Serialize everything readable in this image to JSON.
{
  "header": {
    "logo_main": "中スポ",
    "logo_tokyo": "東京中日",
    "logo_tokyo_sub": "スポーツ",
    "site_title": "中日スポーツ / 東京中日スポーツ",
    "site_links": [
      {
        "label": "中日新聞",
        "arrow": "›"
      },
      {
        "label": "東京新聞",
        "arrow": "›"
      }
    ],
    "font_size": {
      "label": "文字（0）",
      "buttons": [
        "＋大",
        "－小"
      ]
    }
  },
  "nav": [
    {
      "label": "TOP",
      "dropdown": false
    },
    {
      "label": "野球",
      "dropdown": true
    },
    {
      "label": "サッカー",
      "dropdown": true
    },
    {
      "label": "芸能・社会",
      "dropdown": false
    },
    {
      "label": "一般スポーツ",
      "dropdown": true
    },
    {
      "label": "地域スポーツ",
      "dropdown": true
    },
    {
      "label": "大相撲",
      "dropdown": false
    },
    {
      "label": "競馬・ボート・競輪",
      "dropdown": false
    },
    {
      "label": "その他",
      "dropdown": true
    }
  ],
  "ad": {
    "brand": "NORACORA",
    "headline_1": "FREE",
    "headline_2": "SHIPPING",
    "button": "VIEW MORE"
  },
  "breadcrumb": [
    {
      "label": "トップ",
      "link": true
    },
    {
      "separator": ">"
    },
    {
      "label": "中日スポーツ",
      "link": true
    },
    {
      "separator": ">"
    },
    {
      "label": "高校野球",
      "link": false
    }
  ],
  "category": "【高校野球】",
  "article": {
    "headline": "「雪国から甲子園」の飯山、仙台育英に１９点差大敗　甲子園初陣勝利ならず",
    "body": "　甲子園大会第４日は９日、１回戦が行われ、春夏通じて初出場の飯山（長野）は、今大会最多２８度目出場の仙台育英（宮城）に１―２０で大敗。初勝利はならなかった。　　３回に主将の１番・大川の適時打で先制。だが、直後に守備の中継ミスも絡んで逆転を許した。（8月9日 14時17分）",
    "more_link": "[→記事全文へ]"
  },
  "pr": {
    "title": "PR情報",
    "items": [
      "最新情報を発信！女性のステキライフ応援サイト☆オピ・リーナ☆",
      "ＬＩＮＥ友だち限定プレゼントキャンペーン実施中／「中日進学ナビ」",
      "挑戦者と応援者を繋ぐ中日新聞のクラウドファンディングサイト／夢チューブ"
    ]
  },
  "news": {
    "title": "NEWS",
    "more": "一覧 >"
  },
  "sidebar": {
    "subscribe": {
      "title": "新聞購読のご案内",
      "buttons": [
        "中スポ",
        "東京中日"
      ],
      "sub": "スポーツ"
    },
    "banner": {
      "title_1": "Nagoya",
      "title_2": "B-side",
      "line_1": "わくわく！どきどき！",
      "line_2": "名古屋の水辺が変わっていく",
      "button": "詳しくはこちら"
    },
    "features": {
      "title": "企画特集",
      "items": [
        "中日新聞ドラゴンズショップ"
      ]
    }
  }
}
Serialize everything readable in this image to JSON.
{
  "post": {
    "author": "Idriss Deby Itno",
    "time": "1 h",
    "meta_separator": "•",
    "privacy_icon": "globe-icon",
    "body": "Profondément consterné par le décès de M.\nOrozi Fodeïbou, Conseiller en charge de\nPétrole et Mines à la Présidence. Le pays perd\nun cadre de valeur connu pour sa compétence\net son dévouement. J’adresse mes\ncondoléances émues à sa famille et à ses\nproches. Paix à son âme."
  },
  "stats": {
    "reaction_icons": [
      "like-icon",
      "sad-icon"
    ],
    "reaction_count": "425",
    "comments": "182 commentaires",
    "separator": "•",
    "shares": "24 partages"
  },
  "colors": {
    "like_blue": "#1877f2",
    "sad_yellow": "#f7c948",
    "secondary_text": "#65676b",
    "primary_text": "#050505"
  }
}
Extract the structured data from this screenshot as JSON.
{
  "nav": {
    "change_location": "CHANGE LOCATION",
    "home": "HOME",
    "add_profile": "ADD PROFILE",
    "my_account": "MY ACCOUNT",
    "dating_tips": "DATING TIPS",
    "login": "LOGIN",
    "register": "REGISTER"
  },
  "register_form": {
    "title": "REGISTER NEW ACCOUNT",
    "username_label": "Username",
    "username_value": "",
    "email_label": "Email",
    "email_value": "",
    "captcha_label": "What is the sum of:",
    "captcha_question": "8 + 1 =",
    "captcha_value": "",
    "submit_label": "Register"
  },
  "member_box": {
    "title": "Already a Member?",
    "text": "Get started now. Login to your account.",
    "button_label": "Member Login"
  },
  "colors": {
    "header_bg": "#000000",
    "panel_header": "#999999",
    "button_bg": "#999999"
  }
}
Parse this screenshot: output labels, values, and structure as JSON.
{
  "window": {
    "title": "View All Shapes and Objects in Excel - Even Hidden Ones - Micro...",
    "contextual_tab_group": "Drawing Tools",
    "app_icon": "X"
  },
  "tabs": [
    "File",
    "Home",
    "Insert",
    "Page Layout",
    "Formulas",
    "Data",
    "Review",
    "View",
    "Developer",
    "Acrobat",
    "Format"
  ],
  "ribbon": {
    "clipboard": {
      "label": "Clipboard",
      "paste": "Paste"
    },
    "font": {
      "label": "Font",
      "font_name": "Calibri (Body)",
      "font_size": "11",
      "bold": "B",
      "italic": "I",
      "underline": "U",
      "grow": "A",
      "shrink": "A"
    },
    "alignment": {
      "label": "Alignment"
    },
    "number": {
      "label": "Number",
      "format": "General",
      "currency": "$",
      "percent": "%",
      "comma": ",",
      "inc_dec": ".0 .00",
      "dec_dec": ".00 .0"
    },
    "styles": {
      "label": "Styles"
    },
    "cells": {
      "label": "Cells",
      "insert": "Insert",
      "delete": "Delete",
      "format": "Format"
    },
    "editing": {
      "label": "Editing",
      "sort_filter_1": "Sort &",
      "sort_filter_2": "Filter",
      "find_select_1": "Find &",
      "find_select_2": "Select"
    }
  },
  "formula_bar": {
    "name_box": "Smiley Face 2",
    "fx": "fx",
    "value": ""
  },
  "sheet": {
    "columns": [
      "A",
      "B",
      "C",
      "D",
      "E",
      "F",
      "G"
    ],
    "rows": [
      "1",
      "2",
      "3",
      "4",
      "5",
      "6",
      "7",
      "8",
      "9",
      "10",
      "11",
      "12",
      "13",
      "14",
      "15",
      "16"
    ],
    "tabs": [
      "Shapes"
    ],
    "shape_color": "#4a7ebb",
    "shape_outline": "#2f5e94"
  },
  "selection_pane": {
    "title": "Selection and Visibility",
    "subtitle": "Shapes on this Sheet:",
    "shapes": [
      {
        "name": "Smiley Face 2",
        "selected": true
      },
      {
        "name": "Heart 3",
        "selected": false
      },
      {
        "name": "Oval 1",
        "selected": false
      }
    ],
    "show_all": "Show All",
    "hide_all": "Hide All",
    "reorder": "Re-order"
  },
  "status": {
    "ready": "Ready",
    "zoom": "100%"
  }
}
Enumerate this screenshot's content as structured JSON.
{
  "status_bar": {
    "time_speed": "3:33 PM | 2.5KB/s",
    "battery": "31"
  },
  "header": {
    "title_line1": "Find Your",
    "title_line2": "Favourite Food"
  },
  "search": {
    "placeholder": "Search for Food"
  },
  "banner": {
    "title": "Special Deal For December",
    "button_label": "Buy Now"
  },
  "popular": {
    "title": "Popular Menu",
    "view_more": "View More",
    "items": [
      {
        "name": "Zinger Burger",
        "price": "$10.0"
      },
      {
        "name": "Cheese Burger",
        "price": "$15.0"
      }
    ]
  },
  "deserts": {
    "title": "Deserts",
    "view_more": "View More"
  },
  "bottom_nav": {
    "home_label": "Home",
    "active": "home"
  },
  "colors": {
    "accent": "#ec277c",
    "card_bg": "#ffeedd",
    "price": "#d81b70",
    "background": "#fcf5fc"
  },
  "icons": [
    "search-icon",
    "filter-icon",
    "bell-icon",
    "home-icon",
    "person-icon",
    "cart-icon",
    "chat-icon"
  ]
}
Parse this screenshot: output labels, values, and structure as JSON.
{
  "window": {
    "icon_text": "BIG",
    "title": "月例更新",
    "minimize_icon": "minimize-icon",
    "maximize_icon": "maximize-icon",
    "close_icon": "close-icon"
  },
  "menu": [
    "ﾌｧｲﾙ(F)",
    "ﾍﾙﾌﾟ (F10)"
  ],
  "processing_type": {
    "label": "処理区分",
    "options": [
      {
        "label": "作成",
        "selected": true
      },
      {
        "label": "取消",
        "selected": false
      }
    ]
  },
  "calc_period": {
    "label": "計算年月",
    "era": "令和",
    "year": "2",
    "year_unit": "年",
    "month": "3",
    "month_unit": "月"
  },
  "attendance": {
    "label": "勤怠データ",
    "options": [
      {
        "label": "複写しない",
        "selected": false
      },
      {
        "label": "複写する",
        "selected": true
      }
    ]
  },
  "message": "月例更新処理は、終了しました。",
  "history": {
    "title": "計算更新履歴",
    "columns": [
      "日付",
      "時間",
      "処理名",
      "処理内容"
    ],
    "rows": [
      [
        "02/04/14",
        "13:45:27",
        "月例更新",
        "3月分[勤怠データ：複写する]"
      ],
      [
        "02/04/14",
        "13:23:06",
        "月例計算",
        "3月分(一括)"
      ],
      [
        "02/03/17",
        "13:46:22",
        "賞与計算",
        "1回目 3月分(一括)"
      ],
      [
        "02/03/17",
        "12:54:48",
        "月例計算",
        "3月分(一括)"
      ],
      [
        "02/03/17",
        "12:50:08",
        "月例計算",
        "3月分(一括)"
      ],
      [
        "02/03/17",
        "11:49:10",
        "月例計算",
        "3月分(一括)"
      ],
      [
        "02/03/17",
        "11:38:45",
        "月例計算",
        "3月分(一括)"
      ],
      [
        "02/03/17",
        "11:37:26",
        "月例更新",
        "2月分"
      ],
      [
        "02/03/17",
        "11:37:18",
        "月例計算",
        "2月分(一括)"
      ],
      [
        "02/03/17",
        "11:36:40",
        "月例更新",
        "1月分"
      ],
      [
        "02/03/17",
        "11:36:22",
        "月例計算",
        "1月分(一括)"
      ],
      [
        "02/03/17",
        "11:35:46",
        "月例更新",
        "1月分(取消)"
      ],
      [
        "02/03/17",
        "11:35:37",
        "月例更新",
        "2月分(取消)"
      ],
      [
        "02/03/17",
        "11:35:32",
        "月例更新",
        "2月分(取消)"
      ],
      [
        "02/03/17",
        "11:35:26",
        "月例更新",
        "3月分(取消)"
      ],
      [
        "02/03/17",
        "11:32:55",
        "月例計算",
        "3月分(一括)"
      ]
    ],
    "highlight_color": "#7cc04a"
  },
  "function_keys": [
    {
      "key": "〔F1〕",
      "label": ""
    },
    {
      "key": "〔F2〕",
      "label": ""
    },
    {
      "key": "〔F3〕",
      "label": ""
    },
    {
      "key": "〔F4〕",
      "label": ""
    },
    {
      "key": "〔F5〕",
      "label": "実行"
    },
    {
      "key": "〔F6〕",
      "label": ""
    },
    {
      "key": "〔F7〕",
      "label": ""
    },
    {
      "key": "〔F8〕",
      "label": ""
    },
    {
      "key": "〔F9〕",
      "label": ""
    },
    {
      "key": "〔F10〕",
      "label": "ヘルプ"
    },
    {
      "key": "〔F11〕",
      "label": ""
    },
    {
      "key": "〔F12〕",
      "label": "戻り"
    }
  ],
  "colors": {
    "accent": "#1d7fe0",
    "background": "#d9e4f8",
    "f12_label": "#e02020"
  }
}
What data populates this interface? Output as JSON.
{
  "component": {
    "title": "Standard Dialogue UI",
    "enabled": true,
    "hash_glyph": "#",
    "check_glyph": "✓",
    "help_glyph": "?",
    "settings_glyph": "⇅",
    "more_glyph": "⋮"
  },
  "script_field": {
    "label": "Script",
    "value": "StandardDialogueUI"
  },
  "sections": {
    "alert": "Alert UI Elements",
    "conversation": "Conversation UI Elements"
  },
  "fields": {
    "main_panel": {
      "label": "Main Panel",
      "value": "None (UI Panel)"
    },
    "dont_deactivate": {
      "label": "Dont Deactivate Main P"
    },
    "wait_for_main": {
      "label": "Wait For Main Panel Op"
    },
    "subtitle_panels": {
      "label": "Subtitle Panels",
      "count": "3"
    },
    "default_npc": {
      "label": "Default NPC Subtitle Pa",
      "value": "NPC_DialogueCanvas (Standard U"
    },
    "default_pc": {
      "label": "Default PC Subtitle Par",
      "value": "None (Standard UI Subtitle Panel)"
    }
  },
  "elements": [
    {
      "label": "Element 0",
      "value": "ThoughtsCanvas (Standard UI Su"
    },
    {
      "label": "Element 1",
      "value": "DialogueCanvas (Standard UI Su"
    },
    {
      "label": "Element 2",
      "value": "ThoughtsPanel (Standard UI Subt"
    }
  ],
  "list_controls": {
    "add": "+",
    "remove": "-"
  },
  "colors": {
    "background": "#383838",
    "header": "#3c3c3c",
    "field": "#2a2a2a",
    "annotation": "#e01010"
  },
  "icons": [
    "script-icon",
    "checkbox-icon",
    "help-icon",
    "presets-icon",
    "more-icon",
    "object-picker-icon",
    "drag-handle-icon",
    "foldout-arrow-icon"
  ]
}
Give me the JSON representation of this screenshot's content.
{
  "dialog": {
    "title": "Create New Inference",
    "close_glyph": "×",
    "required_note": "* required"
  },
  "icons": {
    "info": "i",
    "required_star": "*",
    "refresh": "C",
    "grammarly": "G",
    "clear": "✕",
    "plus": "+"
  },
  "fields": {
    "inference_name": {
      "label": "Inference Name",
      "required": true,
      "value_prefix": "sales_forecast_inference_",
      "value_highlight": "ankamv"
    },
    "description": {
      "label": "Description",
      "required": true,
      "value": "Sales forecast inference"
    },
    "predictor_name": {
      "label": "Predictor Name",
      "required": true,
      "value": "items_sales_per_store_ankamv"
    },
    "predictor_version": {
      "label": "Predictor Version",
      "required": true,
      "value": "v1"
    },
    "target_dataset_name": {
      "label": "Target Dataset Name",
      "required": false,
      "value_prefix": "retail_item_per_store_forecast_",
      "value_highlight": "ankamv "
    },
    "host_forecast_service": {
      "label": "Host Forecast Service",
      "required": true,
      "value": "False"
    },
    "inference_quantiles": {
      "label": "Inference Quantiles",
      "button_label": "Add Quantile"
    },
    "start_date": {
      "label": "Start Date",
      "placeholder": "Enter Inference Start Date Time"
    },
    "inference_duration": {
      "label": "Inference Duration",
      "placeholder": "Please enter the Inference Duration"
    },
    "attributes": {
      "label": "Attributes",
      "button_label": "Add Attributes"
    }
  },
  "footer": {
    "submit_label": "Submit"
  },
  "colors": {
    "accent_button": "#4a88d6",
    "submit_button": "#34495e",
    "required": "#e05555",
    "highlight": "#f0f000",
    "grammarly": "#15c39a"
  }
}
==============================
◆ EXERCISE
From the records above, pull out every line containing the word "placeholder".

◆ TASK SOLUTION
    "placeholder": "Search for Food"
      "placeholder": "Enter Inference Start Date Time"
      "placeholder": "Please enter the Inference Duration"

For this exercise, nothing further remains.